- _WHAT TO PRODUCE_: Your task is to find every line of the listing that includes "label" and copy it.

- _TASK DATA_:
※ ※ ※
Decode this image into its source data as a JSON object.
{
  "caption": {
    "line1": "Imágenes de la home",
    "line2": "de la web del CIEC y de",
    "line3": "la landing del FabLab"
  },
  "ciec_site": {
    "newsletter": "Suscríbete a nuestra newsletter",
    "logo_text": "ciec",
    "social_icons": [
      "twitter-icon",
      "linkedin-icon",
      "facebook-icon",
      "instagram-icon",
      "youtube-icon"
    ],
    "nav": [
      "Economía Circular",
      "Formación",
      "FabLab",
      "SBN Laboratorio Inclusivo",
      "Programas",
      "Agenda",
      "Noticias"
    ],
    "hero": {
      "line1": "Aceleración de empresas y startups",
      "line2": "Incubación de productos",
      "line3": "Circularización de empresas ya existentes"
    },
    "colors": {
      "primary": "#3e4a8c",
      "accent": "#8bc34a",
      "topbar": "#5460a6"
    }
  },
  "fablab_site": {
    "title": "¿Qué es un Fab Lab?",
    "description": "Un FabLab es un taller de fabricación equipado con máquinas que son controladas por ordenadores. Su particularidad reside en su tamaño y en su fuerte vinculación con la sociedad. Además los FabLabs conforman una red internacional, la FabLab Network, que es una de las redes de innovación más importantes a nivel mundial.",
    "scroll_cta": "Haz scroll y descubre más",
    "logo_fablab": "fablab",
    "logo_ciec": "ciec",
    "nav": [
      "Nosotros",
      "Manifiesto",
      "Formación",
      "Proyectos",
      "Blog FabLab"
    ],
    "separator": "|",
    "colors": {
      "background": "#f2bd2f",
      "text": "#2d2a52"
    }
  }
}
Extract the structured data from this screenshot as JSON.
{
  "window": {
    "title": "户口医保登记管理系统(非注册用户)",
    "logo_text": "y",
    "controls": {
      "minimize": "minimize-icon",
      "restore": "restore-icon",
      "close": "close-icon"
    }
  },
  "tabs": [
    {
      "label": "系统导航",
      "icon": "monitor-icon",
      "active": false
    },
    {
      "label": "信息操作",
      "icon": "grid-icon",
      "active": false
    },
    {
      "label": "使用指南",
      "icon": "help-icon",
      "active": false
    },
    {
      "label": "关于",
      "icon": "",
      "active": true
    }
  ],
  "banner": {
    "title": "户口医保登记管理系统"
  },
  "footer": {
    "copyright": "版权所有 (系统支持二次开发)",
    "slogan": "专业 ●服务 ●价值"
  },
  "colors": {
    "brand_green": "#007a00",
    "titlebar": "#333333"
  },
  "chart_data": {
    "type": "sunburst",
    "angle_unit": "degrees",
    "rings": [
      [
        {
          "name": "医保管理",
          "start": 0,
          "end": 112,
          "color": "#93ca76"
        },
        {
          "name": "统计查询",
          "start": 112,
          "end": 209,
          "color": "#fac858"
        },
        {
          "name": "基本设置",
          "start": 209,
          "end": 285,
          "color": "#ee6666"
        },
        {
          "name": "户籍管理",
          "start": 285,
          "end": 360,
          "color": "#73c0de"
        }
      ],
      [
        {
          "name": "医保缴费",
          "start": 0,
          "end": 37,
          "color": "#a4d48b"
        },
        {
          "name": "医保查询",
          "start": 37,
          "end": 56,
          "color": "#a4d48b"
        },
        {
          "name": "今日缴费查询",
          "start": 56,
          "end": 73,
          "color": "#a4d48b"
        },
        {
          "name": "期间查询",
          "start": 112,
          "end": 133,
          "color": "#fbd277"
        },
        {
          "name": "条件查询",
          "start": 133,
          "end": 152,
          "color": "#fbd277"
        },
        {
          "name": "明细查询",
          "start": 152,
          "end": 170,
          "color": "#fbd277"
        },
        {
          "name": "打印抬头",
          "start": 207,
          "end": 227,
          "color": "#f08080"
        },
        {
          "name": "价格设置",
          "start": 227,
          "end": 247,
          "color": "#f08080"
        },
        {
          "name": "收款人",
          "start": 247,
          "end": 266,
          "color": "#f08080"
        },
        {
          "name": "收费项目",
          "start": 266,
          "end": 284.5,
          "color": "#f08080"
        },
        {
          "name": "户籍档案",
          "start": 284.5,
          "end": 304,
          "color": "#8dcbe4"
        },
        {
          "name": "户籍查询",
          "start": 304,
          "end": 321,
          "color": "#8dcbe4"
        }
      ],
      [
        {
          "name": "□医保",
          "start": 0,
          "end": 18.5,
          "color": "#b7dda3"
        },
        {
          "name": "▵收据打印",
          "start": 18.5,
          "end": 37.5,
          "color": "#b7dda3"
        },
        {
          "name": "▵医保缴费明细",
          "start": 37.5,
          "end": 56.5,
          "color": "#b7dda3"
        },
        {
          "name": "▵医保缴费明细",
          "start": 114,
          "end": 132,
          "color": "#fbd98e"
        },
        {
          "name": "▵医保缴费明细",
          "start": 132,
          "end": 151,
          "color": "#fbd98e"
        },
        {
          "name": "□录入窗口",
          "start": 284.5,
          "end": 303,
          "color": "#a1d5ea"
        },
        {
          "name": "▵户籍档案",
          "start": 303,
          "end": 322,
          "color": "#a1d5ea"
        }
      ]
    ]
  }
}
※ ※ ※
- _EXERCISE OUTPUT_:
      "label": "系统导航",
      "label": "信息操作",
      "label": "使用指南",
      "label": "关于",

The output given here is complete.